:: Try it ::
Restate the records in full and exactly, with no images included.

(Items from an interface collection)
"""

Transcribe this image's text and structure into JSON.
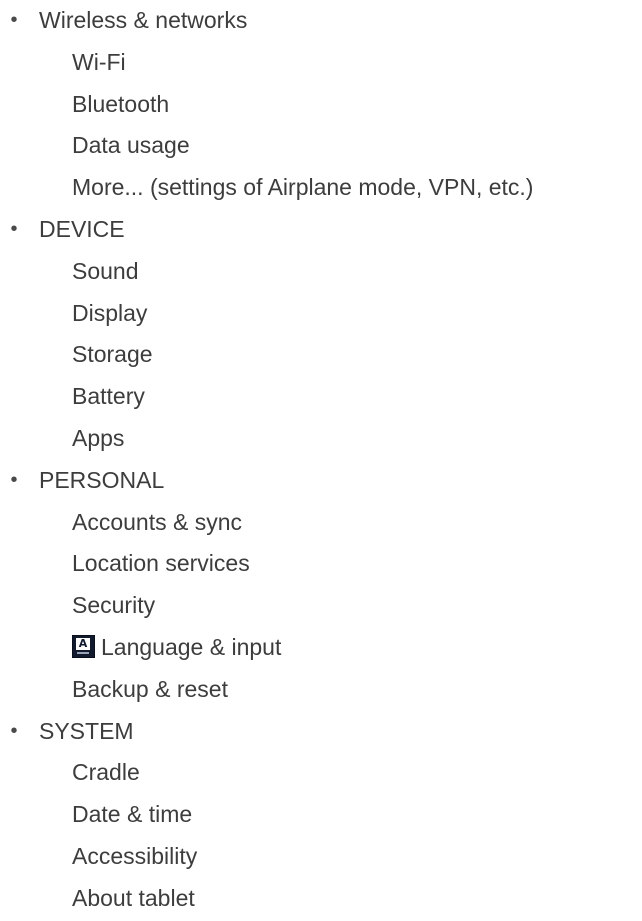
{
  "sections": [
    {
      "label": "Wireless & networks",
      "items": [
        "Wi-Fi",
        "Bluetooth",
        "Data usage",
        "More... (settings of Airplane mode, VPN, etc.)"
      ]
    },
    {
      "label": "DEVICE",
      "items": [
        "Sound",
        "Display",
        "Storage",
        "Battery",
        "Apps"
      ]
    },
    {
      "label": "PERSONAL",
      "items": [
        "Accounts & sync",
        "Location services",
        "Security",
        "Language & input",
        "Backup & reset"
      ]
    },
    {
      "label": "SYSTEM",
      "items": [
        "Cradle",
        "Date & time",
        "Accessibility",
        "About tablet"
      ]
    }
  ],
  "icons": {
    "language_input": "language-keyboard-icon",
    "language_glyph": "A"
  },
  "colors": {
    "text": "#3d3d3d",
    "icon_background": "#121a2e"
  }
}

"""

:: Solution to the problem ::
Transcribe this image's text and structure into JSON.
{
  "sections": [
    {
      "label": "Wireless & networks",
      "items": [
        "Wi-Fi",
        "Bluetooth",
        "Data usage",
        "More... (settings of Airplane mode, VPN, etc.)"
      ]
    },
    {
      "label": "DEVICE",
      "items": [
        "Sound",
        "Display",
        "Storage",
        "Battery",
        "Apps"
      ]
    },
    {
      "label": "PERSONAL",
      "items": [
        "Accounts & sync",
        "Location services",
        "Security",
        "Language & input",
        "Backup & reset"
      ]
    },
    {
      "label": "SYSTEM",
      "items": [
        "Cradle",
        "Date & time",
        "Accessibility",
        "About tablet"
      ]
    }
  ],
  "icons": {
    "language_input": "language-keyboard-icon",
    "language_glyph": "A"
  },
  "colors": {
    "text": "#3d3d3d",
    "icon_background": "#121a2e"
  }
}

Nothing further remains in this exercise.